START The data
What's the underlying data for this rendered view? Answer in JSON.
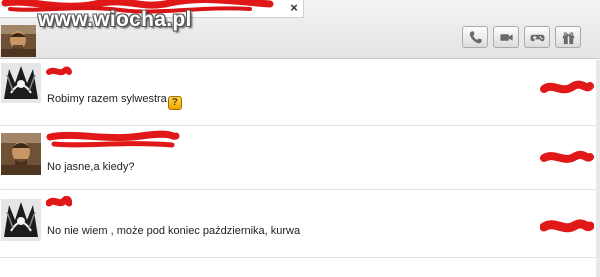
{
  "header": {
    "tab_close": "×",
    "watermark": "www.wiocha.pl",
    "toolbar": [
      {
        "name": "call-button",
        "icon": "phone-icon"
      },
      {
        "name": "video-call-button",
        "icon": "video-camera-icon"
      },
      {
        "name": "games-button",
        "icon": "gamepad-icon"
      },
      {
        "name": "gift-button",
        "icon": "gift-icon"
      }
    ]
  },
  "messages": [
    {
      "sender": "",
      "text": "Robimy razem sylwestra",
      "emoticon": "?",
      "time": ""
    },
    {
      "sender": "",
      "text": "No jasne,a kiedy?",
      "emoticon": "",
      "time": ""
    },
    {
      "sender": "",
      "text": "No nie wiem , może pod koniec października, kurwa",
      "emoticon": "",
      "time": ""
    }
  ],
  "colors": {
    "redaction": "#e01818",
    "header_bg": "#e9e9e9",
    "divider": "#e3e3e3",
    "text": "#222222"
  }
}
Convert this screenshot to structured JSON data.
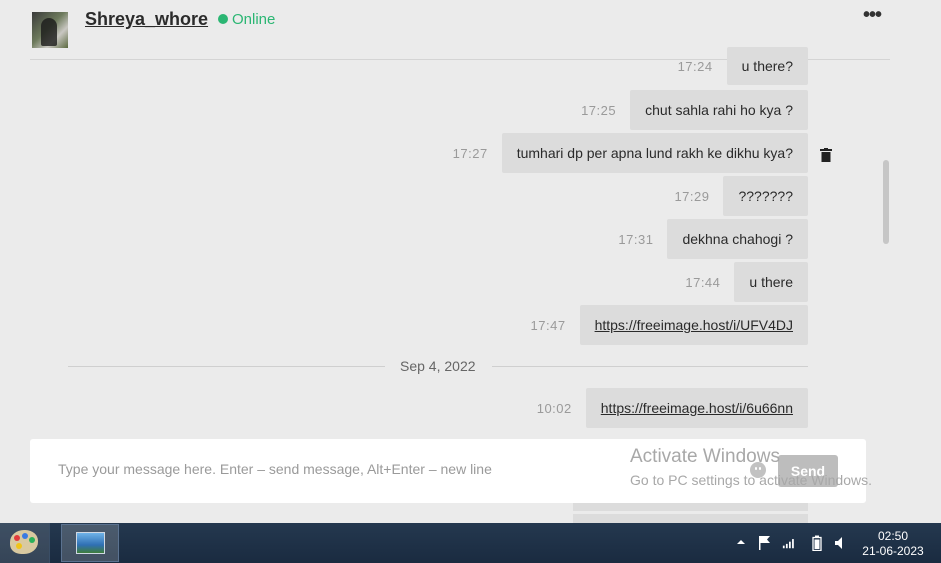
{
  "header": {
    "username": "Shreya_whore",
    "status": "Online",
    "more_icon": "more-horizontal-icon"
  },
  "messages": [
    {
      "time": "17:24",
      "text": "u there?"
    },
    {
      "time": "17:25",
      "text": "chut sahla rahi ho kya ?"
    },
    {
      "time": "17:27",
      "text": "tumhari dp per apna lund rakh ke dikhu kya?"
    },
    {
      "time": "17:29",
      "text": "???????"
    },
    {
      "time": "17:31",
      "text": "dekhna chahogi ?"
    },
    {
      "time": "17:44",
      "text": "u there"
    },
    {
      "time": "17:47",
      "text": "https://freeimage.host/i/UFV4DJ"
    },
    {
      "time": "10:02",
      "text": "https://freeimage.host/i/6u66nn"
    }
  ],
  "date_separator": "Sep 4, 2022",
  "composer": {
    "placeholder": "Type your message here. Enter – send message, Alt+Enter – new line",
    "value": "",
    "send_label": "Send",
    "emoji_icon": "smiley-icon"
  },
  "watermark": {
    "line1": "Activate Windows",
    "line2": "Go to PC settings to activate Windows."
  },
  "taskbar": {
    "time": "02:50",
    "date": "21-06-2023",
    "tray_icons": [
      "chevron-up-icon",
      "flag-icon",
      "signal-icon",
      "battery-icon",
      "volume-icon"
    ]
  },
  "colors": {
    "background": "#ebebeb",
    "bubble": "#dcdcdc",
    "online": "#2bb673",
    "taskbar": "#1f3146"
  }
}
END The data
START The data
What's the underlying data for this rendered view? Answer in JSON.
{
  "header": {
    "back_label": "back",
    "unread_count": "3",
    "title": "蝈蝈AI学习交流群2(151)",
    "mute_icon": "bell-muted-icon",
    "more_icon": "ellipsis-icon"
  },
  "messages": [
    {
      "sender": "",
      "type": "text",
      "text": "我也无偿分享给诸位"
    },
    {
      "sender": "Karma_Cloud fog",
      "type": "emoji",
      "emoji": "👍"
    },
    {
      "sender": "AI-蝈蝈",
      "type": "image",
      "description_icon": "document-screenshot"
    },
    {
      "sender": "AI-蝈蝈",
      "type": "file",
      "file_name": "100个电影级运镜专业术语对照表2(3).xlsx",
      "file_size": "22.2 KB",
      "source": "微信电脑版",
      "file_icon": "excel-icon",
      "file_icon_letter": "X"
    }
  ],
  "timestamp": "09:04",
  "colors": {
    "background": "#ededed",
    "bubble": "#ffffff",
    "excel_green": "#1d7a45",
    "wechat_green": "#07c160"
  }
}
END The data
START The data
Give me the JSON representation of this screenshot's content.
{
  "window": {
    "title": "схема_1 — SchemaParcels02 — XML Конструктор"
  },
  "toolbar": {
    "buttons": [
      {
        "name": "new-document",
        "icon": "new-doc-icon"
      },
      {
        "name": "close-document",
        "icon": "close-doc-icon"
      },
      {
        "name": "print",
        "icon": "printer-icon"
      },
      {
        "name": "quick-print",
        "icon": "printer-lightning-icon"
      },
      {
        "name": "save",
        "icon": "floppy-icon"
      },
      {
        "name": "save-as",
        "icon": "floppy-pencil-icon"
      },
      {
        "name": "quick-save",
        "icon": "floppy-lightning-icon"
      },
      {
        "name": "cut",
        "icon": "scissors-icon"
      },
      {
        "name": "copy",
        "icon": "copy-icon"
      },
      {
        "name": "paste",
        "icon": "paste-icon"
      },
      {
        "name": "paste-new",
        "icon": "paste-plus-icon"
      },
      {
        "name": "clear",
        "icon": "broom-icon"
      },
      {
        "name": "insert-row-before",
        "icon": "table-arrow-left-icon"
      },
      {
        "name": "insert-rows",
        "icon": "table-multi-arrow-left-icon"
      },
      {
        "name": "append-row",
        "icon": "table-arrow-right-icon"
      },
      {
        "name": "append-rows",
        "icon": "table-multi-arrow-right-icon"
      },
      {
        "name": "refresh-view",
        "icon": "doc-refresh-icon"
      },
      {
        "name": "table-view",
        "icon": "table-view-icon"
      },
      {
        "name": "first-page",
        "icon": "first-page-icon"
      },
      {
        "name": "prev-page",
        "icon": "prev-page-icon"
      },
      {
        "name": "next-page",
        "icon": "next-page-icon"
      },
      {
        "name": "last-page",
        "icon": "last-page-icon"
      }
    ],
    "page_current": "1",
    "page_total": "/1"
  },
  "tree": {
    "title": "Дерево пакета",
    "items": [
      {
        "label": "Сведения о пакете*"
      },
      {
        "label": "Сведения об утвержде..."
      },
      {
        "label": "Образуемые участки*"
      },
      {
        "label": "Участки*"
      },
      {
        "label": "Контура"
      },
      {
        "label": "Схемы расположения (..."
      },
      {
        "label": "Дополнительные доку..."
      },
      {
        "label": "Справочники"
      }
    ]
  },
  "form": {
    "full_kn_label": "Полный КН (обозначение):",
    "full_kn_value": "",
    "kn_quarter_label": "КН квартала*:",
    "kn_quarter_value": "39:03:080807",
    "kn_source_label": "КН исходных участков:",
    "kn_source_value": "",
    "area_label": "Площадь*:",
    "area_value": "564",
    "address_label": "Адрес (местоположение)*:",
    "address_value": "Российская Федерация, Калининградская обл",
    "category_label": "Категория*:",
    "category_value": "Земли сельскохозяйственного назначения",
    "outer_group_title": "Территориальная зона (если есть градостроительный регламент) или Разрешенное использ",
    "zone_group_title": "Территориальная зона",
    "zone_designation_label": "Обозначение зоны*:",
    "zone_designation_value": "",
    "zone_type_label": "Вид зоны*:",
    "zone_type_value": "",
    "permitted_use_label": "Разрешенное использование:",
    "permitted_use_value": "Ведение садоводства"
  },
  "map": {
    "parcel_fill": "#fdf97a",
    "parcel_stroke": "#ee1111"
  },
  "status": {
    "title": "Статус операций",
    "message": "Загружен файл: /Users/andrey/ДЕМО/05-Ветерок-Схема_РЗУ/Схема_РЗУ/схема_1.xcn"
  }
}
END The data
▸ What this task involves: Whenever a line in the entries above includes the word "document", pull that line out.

▸ Your solution:
      "description_icon": "document-screenshot"
        "name": "new-document",
        "name": "close-document",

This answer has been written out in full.